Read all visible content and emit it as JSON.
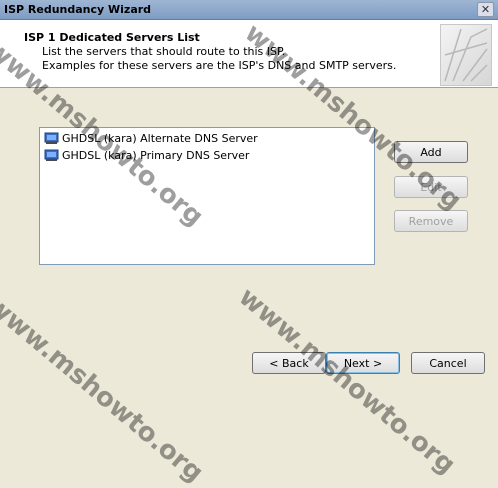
{
  "window": {
    "title": "ISP Redundancy Wizard",
    "close_glyph": "✕"
  },
  "header": {
    "title": "ISP 1 Dedicated Servers List",
    "line1": "List the servers that should route to this ISP.",
    "line2": "Examples for these servers are the ISP's DNS and SMTP servers."
  },
  "servers": [
    {
      "label": "GHDSL (kara) Alternate DNS Server",
      "icon": "server-icon"
    },
    {
      "label": "GHDSL (kara) Primary DNS Server",
      "icon": "server-icon"
    }
  ],
  "side_buttons": {
    "add": "Add",
    "edit": "Edit",
    "remove": "Remove"
  },
  "footer_buttons": {
    "back": "< Back",
    "next": "Next >",
    "cancel": "Cancel"
  },
  "watermark": "www.mshowto.org",
  "colors": {
    "title_bar": "#8eaacf",
    "dialog_bg": "#ece9d8",
    "list_border": "#7f9db9",
    "default_button": "#3c7fb1"
  }
}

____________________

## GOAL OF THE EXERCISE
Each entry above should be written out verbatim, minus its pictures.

## RESPONSE TO THIS TASK
Read all visible content and emit it as JSON.
{
  "window": {
    "title": "ISP Redundancy Wizard",
    "close_glyph": "✕"
  },
  "header": {
    "title": "ISP 1 Dedicated Servers List",
    "line1": "List the servers that should route to this ISP.",
    "line2": "Examples for these servers are the ISP's DNS and SMTP servers."
  },
  "servers": [
    {
      "label": "GHDSL (kara) Alternate DNS Server",
      "icon": "server-icon"
    },
    {
      "label": "GHDSL (kara) Primary DNS Server",
      "icon": "server-icon"
    }
  ],
  "side_buttons": {
    "add": "Add",
    "edit": "Edit",
    "remove": "Remove"
  },
  "footer_buttons": {
    "back": "< Back",
    "next": "Next >",
    "cancel": "Cancel"
  },
  "watermark": "www.mshowto.org",
  "colors": {
    "title_bar": "#8eaacf",
    "dialog_bg": "#ece9d8",
    "list_border": "#7f9db9",
    "default_button": "#3c7fb1"
  }
}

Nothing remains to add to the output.